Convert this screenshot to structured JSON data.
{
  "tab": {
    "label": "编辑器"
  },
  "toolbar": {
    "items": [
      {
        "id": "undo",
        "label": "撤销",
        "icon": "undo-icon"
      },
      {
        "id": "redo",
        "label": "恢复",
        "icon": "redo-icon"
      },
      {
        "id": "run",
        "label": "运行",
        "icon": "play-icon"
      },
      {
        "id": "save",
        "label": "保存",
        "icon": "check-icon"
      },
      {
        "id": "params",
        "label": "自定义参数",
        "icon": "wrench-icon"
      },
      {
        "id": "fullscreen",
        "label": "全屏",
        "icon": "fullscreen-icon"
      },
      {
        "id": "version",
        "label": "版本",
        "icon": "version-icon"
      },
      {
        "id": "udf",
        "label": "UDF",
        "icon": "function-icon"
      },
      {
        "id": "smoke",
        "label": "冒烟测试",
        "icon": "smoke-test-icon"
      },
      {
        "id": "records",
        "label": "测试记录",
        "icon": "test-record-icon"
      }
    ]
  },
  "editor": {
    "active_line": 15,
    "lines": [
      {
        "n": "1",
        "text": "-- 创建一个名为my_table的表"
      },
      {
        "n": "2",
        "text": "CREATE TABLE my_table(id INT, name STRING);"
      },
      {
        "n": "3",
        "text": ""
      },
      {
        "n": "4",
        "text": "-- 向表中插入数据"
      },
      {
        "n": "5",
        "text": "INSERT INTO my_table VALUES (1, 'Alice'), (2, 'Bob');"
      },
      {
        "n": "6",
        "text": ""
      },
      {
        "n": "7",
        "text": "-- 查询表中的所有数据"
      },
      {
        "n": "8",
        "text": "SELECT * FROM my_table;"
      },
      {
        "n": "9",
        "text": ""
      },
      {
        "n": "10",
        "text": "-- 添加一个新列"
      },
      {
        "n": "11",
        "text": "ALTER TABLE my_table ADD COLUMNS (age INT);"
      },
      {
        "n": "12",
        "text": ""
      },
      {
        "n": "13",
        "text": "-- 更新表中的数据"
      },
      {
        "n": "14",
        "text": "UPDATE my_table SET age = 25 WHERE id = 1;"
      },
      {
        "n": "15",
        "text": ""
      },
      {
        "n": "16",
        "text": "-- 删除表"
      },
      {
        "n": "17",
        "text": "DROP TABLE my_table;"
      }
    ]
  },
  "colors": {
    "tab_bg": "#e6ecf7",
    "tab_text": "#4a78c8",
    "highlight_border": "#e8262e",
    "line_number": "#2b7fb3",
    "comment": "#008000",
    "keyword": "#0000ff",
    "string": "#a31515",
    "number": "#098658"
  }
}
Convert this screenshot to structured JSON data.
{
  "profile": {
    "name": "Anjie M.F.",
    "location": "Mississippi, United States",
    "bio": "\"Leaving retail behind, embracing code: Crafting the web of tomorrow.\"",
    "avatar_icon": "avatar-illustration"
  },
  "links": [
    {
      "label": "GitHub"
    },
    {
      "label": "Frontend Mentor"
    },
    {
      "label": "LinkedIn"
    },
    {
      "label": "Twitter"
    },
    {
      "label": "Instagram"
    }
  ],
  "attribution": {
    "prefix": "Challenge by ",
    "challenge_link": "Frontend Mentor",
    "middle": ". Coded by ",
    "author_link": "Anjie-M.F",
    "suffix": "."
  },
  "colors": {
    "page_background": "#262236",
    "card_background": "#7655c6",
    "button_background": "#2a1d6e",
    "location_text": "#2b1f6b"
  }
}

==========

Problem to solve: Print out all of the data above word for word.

Answer to this exercise:
Convert this screenshot to structured JSON data.
{
  "tab": {
    "label": "编辑器"
  },
  "toolbar": {
    "items": [
      {
        "id": "undo",
        "label": "撤销",
        "icon": "undo-icon"
      },
      {
        "id": "redo",
        "label": "恢复",
        "icon": "redo-icon"
      },
      {
        "id": "run",
        "label": "运行",
        "icon": "play-icon"
      },
      {
        "id": "save",
        "label": "保存",
        "icon": "check-icon"
      },
      {
        "id": "params",
        "label": "自定义参数",
        "icon": "wrench-icon"
      },
      {
        "id": "fullscreen",
        "label": "全屏",
        "icon": "fullscreen-icon"
      },
      {
        "id": "version",
        "label": "版本",
        "icon": "version-icon"
      },
      {
        "id": "udf",
        "label": "UDF",
        "icon": "function-icon"
      },
      {
        "id": "smoke",
        "label": "冒烟测试",
        "icon": "smoke-test-icon"
      },
      {
        "id": "records",
        "label": "测试记录",
        "icon": "test-record-icon"
      }
    ]
  },
  "editor": {
    "active_line": 15,
    "lines": [
      {
        "n": "1",
        "text": "-- 创建一个名为my_table的表"
      },
      {
        "n": "2",
        "text": "CREATE TABLE my_table(id INT, name STRING);"
      },
      {
        "n": "3",
        "text": ""
      },
      {
        "n": "4",
        "text": "-- 向表中插入数据"
      },
      {
        "n": "5",
        "text": "INSERT INTO my_table VALUES (1, 'Alice'), (2, 'Bob');"
      },
      {
        "n": "6",
        "text": ""
      },
      {
        "n": "7",
        "text": "-- 查询表中的所有数据"
      },
      {
        "n": "8",
        "text": "SELECT * FROM my_table;"
      },
      {
        "n": "9",
        "text": ""
      },
      {
        "n": "10",
        "text": "-- 添加一个新列"
      },
      {
        "n": "11",
        "text": "ALTER TABLE my_table ADD COLUMNS (age INT);"
      },
      {
        "n": "12",
        "text": ""
      },
      {
        "n": "13",
        "text": "-- 更新表中的数据"
      },
      {
        "n": "14",
        "text": "UPDATE my_table SET age = 25 WHERE id = 1;"
      },
      {
        "n": "15",
        "text": ""
      },
      {
        "n": "16",
        "text": "-- 删除表"
      },
      {
        "n": "17",
        "text": "DROP TABLE my_table;"
      }
    ]
  },
  "colors": {
    "tab_bg": "#e6ecf7",
    "tab_text": "#4a78c8",
    "highlight_border": "#e8262e",
    "line_number": "#2b7fb3",
    "comment": "#008000",
    "keyword": "#0000ff",
    "string": "#a31515",
    "number": "#098658"
  }
}
Convert this screenshot to structured JSON data.
{
  "profile": {
    "name": "Anjie M.F.",
    "location": "Mississippi, United States",
    "bio": "\"Leaving retail behind, embracing code: Crafting the web of tomorrow.\"",
    "avatar_icon": "avatar-illustration"
  },
  "links": [
    {
      "label": "GitHub"
    },
    {
      "label": "Frontend Mentor"
    },
    {
      "label": "LinkedIn"
    },
    {
      "label": "Twitter"
    },
    {
      "label": "Instagram"
    }
  ],
  "attribution": {
    "prefix": "Challenge by ",
    "challenge_link": "Frontend Mentor",
    "middle": ". Coded by ",
    "author_link": "Anjie-M.F",
    "suffix": "."
  },
  "colors": {
    "page_background": "#262236",
    "card_background": "#7655c6",
    "button_background": "#2a1d6e",
    "location_text": "#2b1f6b"
  }
}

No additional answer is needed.